Materials provided |
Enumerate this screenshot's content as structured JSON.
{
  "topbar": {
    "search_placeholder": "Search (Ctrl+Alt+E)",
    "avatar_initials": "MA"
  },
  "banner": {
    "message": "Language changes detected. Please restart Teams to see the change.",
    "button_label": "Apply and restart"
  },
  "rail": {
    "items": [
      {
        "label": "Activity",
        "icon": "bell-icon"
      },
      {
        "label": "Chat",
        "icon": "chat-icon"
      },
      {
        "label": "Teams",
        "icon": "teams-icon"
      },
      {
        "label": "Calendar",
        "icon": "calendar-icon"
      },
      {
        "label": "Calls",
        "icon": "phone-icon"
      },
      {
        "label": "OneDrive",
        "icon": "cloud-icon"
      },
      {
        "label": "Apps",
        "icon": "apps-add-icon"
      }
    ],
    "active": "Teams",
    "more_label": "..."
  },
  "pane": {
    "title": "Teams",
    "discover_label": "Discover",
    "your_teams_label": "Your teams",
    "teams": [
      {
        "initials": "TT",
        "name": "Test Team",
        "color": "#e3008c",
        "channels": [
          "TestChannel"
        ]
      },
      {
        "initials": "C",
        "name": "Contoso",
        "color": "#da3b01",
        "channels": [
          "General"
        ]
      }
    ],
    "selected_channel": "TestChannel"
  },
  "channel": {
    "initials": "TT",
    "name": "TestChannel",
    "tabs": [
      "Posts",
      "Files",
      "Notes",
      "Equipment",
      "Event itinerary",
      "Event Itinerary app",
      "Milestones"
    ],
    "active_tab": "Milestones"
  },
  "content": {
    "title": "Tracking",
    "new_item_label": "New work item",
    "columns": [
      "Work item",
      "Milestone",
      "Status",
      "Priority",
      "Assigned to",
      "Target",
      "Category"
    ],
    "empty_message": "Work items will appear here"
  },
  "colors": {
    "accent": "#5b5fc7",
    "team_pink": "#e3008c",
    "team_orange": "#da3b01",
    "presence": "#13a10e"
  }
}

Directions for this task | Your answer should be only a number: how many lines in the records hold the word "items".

Response to this exercise | 2